Chromium-based Vivaldi has released an update with a new 'Cookie Crumbler' feature to alleviate the hassle of cookie consent forms that have plagued the web for Europeans due to its new privacy laws.
It's one of the more annoying side effects of the EU's 2018 General Data Protection Regulation and the earlier ePrivacy Directive. The latter directive required websites serving EU visitors to gain their consent before putting cookies on a visitor's computer. Some US news sites simply block visitors from computers connecting from the EU.
Vivaldi's latest update, version 3.8 for the desktop, includes an early attempt to remove this annoyance within the Ad Blocking section of the browser's Settings interface.
Vivaldi explains its rationale in a blogpost: "Users are often required to click on multiple steps to manage such cookies, including hidden options, a dialog on every single page, or at times no way to deny them at all. Naturally, this makes for a frustrating browsing experience.
"This leads to clicking 'allow' or 'accept' without realizing that unwittingly users just gave permission for trackers to create behavioral profiles about them."
"While Cookie Crumbler works on most of the websites, this is not a perfect solution, as there will be a few websites that use other tactics to obtain cookie consent," Vivaldi says.

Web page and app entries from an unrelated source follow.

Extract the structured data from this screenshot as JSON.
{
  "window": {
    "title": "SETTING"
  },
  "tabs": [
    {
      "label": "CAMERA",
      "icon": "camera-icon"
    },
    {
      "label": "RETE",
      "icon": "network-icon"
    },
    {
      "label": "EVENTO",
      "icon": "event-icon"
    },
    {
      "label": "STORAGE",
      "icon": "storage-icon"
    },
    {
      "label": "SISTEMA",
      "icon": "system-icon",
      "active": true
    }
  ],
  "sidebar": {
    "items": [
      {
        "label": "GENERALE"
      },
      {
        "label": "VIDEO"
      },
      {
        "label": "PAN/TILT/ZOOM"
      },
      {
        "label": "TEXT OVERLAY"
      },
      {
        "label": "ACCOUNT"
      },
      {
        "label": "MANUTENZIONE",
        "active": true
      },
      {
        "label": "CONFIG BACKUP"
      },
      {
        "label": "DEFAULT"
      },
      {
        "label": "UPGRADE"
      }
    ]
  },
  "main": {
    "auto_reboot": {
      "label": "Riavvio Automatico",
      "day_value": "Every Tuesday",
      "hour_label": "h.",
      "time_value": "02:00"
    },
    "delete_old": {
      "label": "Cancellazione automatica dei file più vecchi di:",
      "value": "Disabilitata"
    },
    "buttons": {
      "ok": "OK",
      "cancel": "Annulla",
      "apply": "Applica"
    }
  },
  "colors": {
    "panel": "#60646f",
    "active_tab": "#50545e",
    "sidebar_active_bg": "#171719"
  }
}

"Please note that some sites may not let users in at all and may not work as expected as they actually require cookie consent for some functionality but you can disable the ad blocker in Vivaldi on those sites to disable the Cookie Crumbler."
A Vivaldi spokesperson told ZDNet said it is looking at making the lists more prominent in the browser user interface.